Although we say honey bees collect propolis, what they actually collect are the materials to make propolis. The substances the bees bring home are sap-like resins exuded from flower and leaf buds. For the plants, these resins form a defensive coating, protecting delicate plant parts from pathogens, fungi, and insects. Foraging honey bees scrape it off plants and carry it in the pollen sacks on their hind legs. It often looks like a load of pollen except that it glistens in the sunlight and is usually a rich chestnut brown. Once home, the bees mix the resins with saliva and beeswax. The final product is what we know as propolis.
The color however varies with the source. It may be a whitish gray, tan, a variety of browns, or nearly black. Its composition also varies considerably, and so do its antibacterial and antifungal properties. As a general rule it averages about 50% balsams, 30% waxes, 10% essential oils, and 5% pollen. The rest is a vast composite of amino acids, vitamins, and minerals.
Propolis has many purposes
Bees use propolis for a number of purposes. They tend to seal small cracks with it, they use it as a polish on the inside of brood cells, and they wrap dead things with it to prevent putrefaction in the hive. Dead mice and snakes—which are too big for the bees to remove—have been found completely sealed in propolis, much like a mummy.
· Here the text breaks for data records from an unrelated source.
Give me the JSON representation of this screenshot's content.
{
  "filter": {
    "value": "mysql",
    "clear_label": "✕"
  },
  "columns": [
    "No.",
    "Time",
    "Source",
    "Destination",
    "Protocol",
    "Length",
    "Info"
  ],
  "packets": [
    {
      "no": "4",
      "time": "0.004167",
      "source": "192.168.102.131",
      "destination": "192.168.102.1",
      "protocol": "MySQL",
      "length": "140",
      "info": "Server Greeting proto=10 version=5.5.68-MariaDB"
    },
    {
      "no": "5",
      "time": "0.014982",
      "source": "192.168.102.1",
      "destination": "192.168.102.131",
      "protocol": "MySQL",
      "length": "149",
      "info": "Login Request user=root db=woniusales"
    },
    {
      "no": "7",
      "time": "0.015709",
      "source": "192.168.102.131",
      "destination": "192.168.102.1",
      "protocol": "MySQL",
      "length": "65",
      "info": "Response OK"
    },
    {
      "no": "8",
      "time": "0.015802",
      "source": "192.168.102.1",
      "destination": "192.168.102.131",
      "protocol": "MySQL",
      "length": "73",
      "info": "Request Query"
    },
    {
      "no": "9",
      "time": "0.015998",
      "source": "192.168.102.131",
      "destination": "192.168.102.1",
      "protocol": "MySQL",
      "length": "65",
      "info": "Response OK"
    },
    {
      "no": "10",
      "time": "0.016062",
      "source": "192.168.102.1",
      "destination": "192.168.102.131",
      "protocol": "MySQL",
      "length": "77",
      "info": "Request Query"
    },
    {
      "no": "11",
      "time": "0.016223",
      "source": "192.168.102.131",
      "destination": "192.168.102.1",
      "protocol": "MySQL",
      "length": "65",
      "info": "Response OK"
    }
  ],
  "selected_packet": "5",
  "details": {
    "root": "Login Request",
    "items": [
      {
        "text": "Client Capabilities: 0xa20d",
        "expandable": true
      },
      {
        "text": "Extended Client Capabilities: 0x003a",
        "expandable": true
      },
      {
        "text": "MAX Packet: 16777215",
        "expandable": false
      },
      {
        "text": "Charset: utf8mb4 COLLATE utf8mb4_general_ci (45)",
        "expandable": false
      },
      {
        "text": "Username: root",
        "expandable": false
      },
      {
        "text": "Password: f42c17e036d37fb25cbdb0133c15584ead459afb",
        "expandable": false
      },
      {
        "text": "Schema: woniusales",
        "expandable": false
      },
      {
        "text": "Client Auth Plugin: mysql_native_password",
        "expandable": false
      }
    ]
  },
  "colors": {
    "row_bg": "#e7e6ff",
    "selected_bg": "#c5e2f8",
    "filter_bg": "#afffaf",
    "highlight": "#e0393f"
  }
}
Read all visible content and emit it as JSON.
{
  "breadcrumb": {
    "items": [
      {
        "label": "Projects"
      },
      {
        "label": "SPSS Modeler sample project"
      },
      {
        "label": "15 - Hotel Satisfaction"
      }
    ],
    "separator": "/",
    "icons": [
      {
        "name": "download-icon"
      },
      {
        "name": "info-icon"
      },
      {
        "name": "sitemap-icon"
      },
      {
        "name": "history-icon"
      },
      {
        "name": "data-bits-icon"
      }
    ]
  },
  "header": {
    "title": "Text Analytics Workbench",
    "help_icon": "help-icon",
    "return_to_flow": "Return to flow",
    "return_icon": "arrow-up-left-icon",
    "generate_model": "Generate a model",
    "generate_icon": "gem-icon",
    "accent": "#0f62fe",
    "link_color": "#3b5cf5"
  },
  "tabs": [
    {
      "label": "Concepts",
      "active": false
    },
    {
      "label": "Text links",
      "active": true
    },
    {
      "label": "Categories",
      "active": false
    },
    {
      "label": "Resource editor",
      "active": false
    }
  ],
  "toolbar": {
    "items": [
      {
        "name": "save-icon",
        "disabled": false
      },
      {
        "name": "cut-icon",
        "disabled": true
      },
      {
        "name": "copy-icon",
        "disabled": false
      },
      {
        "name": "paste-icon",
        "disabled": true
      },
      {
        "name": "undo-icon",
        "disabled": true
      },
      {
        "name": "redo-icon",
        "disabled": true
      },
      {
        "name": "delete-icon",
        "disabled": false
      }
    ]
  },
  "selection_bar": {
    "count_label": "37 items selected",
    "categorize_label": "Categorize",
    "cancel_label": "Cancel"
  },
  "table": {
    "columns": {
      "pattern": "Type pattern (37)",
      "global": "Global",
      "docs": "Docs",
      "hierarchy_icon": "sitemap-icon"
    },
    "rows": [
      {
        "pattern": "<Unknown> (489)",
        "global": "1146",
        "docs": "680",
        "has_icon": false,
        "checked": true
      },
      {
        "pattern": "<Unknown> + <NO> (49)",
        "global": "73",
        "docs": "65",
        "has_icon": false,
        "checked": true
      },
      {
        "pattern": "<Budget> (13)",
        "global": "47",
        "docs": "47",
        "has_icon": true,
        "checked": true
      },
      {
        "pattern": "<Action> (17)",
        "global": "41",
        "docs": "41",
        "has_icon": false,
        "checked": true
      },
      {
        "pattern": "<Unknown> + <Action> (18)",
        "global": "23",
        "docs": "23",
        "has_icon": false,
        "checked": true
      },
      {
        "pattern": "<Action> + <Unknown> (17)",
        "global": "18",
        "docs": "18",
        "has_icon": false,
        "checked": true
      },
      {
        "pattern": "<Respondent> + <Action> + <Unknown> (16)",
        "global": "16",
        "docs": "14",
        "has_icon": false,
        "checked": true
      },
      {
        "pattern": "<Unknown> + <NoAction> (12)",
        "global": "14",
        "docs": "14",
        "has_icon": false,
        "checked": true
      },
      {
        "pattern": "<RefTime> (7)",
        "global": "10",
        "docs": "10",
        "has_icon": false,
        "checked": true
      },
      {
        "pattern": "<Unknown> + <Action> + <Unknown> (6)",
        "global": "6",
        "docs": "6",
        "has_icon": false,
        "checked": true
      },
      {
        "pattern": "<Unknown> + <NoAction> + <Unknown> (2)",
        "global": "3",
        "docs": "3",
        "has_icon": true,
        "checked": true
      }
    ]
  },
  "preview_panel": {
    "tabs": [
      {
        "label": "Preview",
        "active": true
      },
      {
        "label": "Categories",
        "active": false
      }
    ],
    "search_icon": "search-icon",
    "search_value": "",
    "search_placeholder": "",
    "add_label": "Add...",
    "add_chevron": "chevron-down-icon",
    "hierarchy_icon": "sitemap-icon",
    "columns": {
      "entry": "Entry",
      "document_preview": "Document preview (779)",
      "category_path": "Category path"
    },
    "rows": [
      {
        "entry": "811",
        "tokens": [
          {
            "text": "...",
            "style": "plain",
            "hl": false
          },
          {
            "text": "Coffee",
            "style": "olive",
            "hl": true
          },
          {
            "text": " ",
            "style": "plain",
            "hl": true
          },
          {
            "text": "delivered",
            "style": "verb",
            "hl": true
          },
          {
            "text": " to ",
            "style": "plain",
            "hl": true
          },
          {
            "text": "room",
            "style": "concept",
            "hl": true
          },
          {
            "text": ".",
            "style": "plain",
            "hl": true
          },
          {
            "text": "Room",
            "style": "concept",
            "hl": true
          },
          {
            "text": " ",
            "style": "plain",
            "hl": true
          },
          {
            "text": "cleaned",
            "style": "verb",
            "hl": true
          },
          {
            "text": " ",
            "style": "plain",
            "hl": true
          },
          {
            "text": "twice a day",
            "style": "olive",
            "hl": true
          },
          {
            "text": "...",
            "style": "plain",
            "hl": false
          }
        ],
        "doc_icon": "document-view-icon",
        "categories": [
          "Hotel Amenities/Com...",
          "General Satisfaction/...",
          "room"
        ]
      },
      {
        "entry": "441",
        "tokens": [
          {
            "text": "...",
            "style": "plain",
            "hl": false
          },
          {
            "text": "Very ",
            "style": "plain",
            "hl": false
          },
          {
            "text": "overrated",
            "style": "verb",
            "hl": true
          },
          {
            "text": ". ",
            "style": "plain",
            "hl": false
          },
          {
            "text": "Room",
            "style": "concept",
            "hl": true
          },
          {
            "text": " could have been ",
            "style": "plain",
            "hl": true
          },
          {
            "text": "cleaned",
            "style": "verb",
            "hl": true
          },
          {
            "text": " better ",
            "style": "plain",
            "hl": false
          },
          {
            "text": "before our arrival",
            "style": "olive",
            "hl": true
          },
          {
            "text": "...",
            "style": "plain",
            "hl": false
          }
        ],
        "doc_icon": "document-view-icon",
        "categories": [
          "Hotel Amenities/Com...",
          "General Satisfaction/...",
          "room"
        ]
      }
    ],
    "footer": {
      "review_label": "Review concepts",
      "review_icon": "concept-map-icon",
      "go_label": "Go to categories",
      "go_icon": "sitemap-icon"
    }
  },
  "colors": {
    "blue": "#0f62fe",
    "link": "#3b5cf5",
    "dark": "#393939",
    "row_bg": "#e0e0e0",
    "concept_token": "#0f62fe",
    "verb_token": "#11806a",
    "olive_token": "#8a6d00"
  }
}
They also smear it over rough places in the hive to reduce wear and tear on their delicate wings, and sometimes will use it to reduce the size of their entrance.
As any beekeeper knows, they also use it to seal the frames to the brood box, the boxes to each other, the boxes to the bottom board, the roof to the inner cover, the inner cover to the supers, and on and on. Hence the invention of the “hive tool”—a creatively-named implement that allows the beekeeper to pry, cuss, and moan until the hive comes apart.
From sticky to brittle
When warm, propolis is gooey, stings into ropes like hot mozzarella, and is incredible sticky. When cold, it is brittle and will snap like glass. Regardless of the temperature, the bees move it to irritating (for humans) places. It is for this reason that some breeders have selected against propolis collection and have produced a few genetic lines that collect considerably less than others. As often occurs after human interference, there is now some question about whether these bees can adequately defend their hives against pathogens.
Honey Bee Suite